INT: The locations in these films are all so diverse from one another: the woods in Old Joy, the town in Wendy and Lucy; the open desert in Meek's Cutoff. I realize that as a producer you're thinking of logistical things, such as how you'll get the actors out to the locations, and how practical it is to film there. Is this something you've thought about and how your films are so grounded to the spaces and locations that they're set in?
NK: Each film has a specific look that was designed in advance, and then discovered in the world through the scouting process. There are also financial realities like travel time and housing that have to be considered. Kelly is great for a lot of reasons, but one specific way is that she's as pragmatic as she is driven by creative ideals. She's a great partner in this way.
INT: You've made a number of films in the Portland area, but your most recent film, Certain Women, was filmed in Montana. I realize Maile Meloy's short stories are set in Montana, but was that a creative decision to stay true to the setting of the stories, or a business decision?

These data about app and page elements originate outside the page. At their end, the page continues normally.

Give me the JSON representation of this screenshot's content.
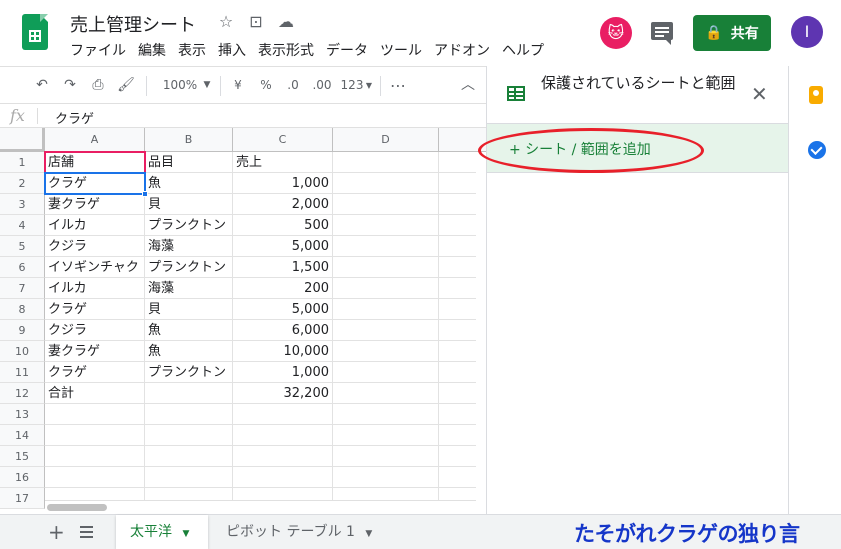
{
  "header": {
    "doc_title": "売上管理シート",
    "title_icons": [
      "star-icon",
      "move-folder-icon",
      "cloud-status-icon"
    ],
    "menu": [
      "ファイル",
      "編集",
      "表示",
      "挿入",
      "表示形式",
      "データ",
      "ツール",
      "アドオン",
      "ヘルプ"
    ],
    "share_label": "共有",
    "user_initial": "I",
    "brand_color": "#0f9d58",
    "share_color": "#188038",
    "avatar_color": "#5e35b1"
  },
  "toolbar": {
    "zoom": "100%",
    "currency": "¥",
    "percent": "%",
    "decrease_decimal": ".0",
    "increase_decimal": ".00",
    "format": "123",
    "more": "⋯"
  },
  "formula_bar": {
    "fx": "fx",
    "value": "クラゲ"
  },
  "columns": [
    "A",
    "B",
    "C",
    "D"
  ],
  "rows": [
    {
      "n": "1",
      "a": "店舗",
      "b": "品目",
      "c": "売上"
    },
    {
      "n": "2",
      "a": "クラゲ",
      "b": "魚",
      "c": "1,000"
    },
    {
      "n": "3",
      "a": "妻クラゲ",
      "b": "貝",
      "c": "2,000"
    },
    {
      "n": "4",
      "a": "イルカ",
      "b": "プランクトン",
      "c": "500"
    },
    {
      "n": "5",
      "a": "クジラ",
      "b": "海藻",
      "c": "5,000"
    },
    {
      "n": "6",
      "a": "イソギンチャク",
      "b": "プランクトン",
      "c": "1,500"
    },
    {
      "n": "7",
      "a": "イルカ",
      "b": "海藻",
      "c": "200"
    },
    {
      "n": "8",
      "a": "クラゲ",
      "b": "貝",
      "c": "5,000"
    },
    {
      "n": "9",
      "a": "クジラ",
      "b": "魚",
      "c": "6,000"
    },
    {
      "n": "10",
      "a": "妻クラゲ",
      "b": "魚",
      "c": "10,000"
    },
    {
      "n": "11",
      "a": "クラゲ",
      "b": "プランクトン",
      "c": "1,000"
    },
    {
      "n": "12",
      "a": "合計",
      "b": "",
      "c": "32,200"
    },
    {
      "n": "13",
      "a": "",
      "b": "",
      "c": ""
    },
    {
      "n": "14",
      "a": "",
      "b": "",
      "c": ""
    },
    {
      "n": "15",
      "a": "",
      "b": "",
      "c": ""
    },
    {
      "n": "16",
      "a": "",
      "b": "",
      "c": ""
    },
    {
      "n": "17",
      "a": "",
      "b": "",
      "c": ""
    }
  ],
  "panel": {
    "title": "保護されているシートと範囲",
    "add_range": "+ シート / 範囲を追加",
    "highlight_color": "#e8202a"
  },
  "tabs": {
    "active": "太平洋",
    "inactive": "ピボット テーブル 1"
  },
  "watermark": "たそがれクラゲの独り言"
}
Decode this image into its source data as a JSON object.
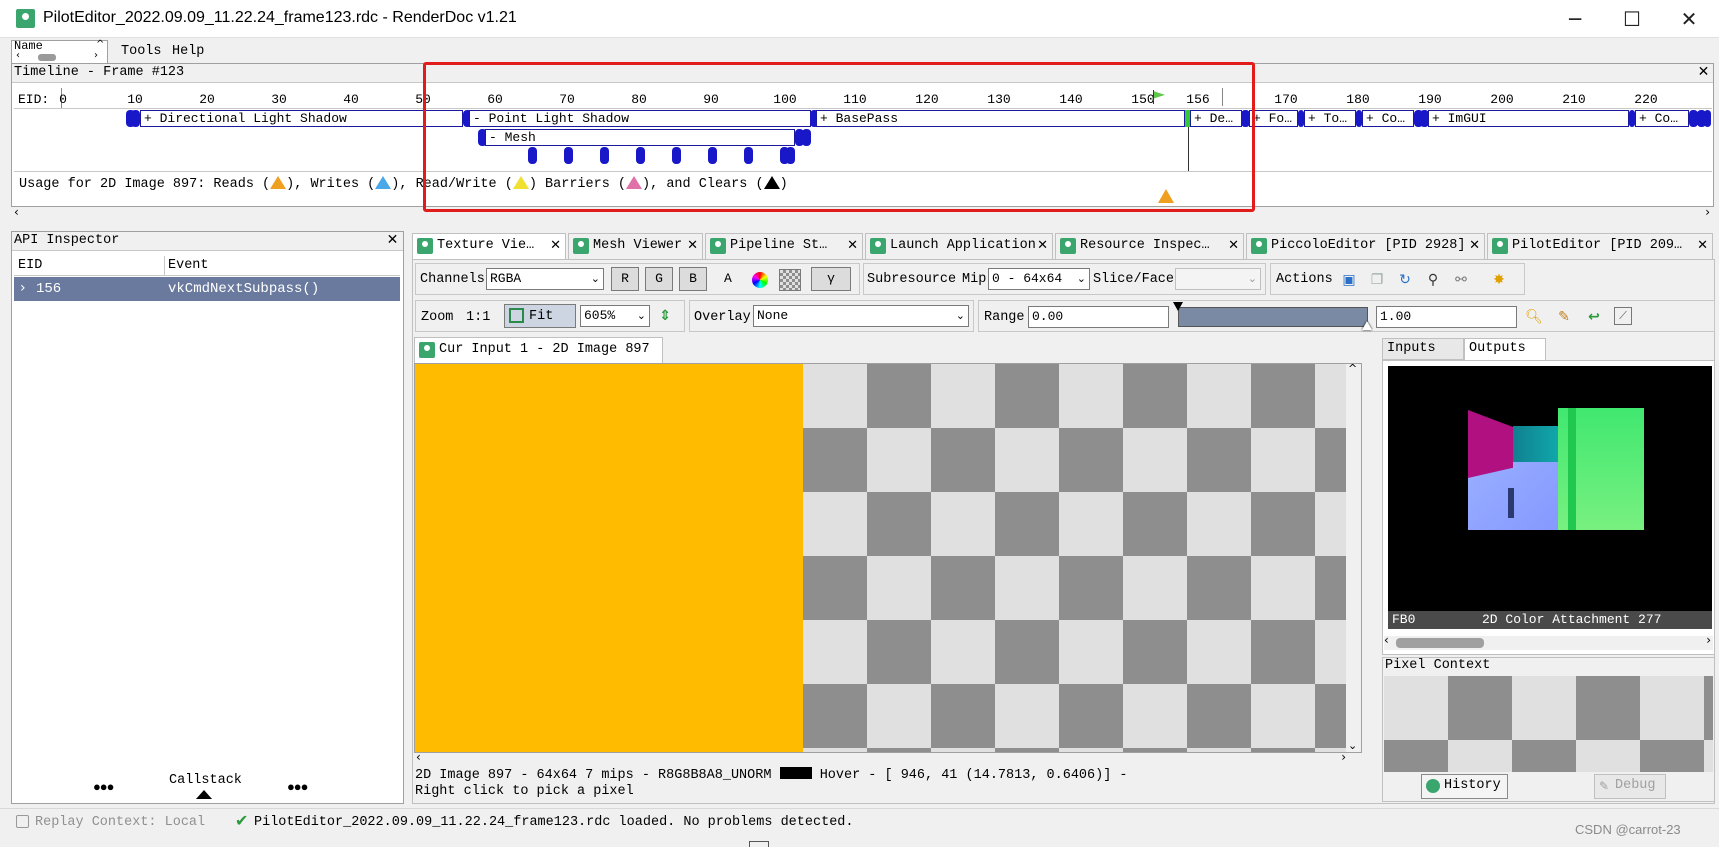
{
  "window": {
    "title": "PilotEditor_2022.09.09_11.22.24_frame123.rdc - RenderDoc v1.21",
    "minimize": "─",
    "maximize": "☐",
    "close": "✕"
  },
  "menu": {
    "name_field": "Name",
    "items": [
      "Tools",
      "Help"
    ]
  },
  "timeline": {
    "title": "Timeline - Frame #123",
    "eid_label": "EID:",
    "ticks": [
      "0",
      "10",
      "20",
      "30",
      "40",
      "50",
      "60",
      "70",
      "80",
      "90",
      "100",
      "110",
      "120",
      "130",
      "140",
      "150",
      "156",
      "170",
      "180",
      "190",
      "200",
      "210",
      "220"
    ],
    "regions": {
      "directional": "+ Directional Light Shadow",
      "point": "- Point Light Shadow",
      "mesh": "- Mesh",
      "basepass": "+ BasePass",
      "de": "+ De…",
      "fo": "+ Fo…",
      "to": "+ To…",
      "co": "+ Co…",
      "imgui": "+ ImGUI",
      "co2": "+ Co…"
    },
    "usage": {
      "prefix": "Usage for 2D Image 897: Reads (",
      "writes": "), Writes (",
      "readwrite": "), Read/Write (",
      "barriers": ") Barriers (",
      "clears": "), and Clears (",
      "suffix": ")"
    }
  },
  "api_inspector": {
    "title": "API Inspector",
    "columns": [
      "EID",
      "Event"
    ],
    "rows": [
      {
        "eid": "156",
        "event": "vkCmdNextSubpass()"
      }
    ],
    "callstack": "Callstack",
    "dots_left": "●●●",
    "dots_right": "●●●"
  },
  "tabs": [
    "Texture Vie…",
    "Mesh Viewer",
    "Pipeline St…",
    "Launch Application",
    "Resource Inspec…",
    "PiccoloEditor [PID 2928]",
    "PilotEditor [PID 209…"
  ],
  "texture_viewer": {
    "channels_label": "Channels",
    "channels_value": "RGBA",
    "channel_buttons": [
      "R",
      "G",
      "B",
      "A"
    ],
    "gamma": "γ",
    "subresource": "Subresource",
    "mip_label": "Mip",
    "mip_value": "0 - 64x64",
    "slice_label": "Slice/Face",
    "actions_label": "Actions",
    "zoom_label": "Zoom",
    "zoom_1to1": "1:1",
    "fit": "Fit",
    "zoom_value": "605%",
    "overlay_label": "Overlay",
    "overlay_value": "None",
    "range_label": "Range",
    "range_min": "0.00",
    "range_max": "1.00",
    "image_tab": "Cur Input 1 - 2D Image 897",
    "status_line1_a": "2D Image 897 - 64x64 7 mips - R8G8B8A8_UNORM",
    "status_line1_b": "Hover - [ 946,   41 (14.7813, 0.6406)] -",
    "status_line2": "Right click to pick a pixel",
    "colors": {
      "orange": "#ffbb00"
    }
  },
  "thumbs": {
    "tabs": [
      "Inputs",
      "Outputs"
    ],
    "thumb_left": "FB0",
    "thumb_right": "2D Color Attachment 277",
    "pixel_context": "Pixel Context",
    "history": "History",
    "debug": "Debug"
  },
  "statusbar": {
    "replay": "Replay Context: Local",
    "message": "PilotEditor_2022.09.09_11.22.24_frame123.rdc loaded.  No problems detected.",
    "watermark": "CSDN @carrot-23"
  },
  "colors": {
    "highlight_red": "#e21b1b",
    "selection": "#6a7a9e",
    "region_border": "#1a1aa0",
    "pill_blue": "#1818c8"
  }
}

NK: Montana was an interesting result in that it really was a happy marriage of circumstances. The stories are set there, and it was the first place we scouted (Helena and Billings), but at the time we weren't feeling it. We then proceeded to scout Idaho, Nevada, and parts of California and Oregon, before coming back to a different part of Montana - Livingston and Bozeman. This made the most sense creatively, and in terms of the business, as we were able to secure incentive funding from the Big Sky Film Grant which made shooting in the state possible.
INT: What is your favorite film?
NK: This is such a tough question and the truth is there isn't "one". The two that are important to me right now are A Man Escaped (Robert Bresson) and Heat (Michael Mann).
INT: What is the most important element to the relationship between producer and director?
The realization (on both sides) that the goal is the same but the paths required for each to arrive at the same place are very different. There is a shared experience of course at times, but it's largely a very different experience. To me, it all comes down to mutual respect and trust.
Certain Women is currently playing in theatres and is available on iTunes.